Top of TASK INPUTS
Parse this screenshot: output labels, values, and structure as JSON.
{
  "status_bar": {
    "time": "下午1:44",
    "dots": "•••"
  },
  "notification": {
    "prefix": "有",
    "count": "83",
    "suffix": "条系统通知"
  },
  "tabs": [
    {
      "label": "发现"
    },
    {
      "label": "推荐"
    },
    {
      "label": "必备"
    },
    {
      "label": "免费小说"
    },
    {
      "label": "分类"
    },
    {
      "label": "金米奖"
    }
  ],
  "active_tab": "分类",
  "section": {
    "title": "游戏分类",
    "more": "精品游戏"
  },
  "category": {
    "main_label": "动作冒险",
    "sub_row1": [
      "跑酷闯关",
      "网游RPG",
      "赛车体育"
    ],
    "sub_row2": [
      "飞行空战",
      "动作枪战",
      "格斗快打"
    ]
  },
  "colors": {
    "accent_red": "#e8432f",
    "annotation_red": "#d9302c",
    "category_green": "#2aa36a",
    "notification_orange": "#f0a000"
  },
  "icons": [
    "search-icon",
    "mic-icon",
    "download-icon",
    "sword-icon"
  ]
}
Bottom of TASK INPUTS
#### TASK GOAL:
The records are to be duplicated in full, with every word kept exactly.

#### EXERCISE ANSWER:
Parse this screenshot: output labels, values, and structure as JSON.
{
  "status_bar": {
    "time": "下午1:44",
    "dots": "•••"
  },
  "notification": {
    "prefix": "有",
    "count": "83",
    "suffix": "条系统通知"
  },
  "tabs": [
    {
      "label": "发现"
    },
    {
      "label": "推荐"
    },
    {
      "label": "必备"
    },
    {
      "label": "免费小说"
    },
    {
      "label": "分类"
    },
    {
      "label": "金米奖"
    }
  ],
  "active_tab": "分类",
  "section": {
    "title": "游戏分类",
    "more": "精品游戏"
  },
  "category": {
    "main_label": "动作冒险",
    "sub_row1": [
      "跑酷闯关",
      "网游RPG",
      "赛车体育"
    ],
    "sub_row2": [
      "飞行空战",
      "动作枪战",
      "格斗快打"
    ]
  },
  "colors": {
    "accent_red": "#e8432f",
    "annotation_red": "#d9302c",
    "category_green": "#2aa36a",
    "notification_orange": "#f0a000"
  },
  "icons": [
    "search-icon",
    "mic-icon",
    "download-icon",
    "sword-icon"
  ]
}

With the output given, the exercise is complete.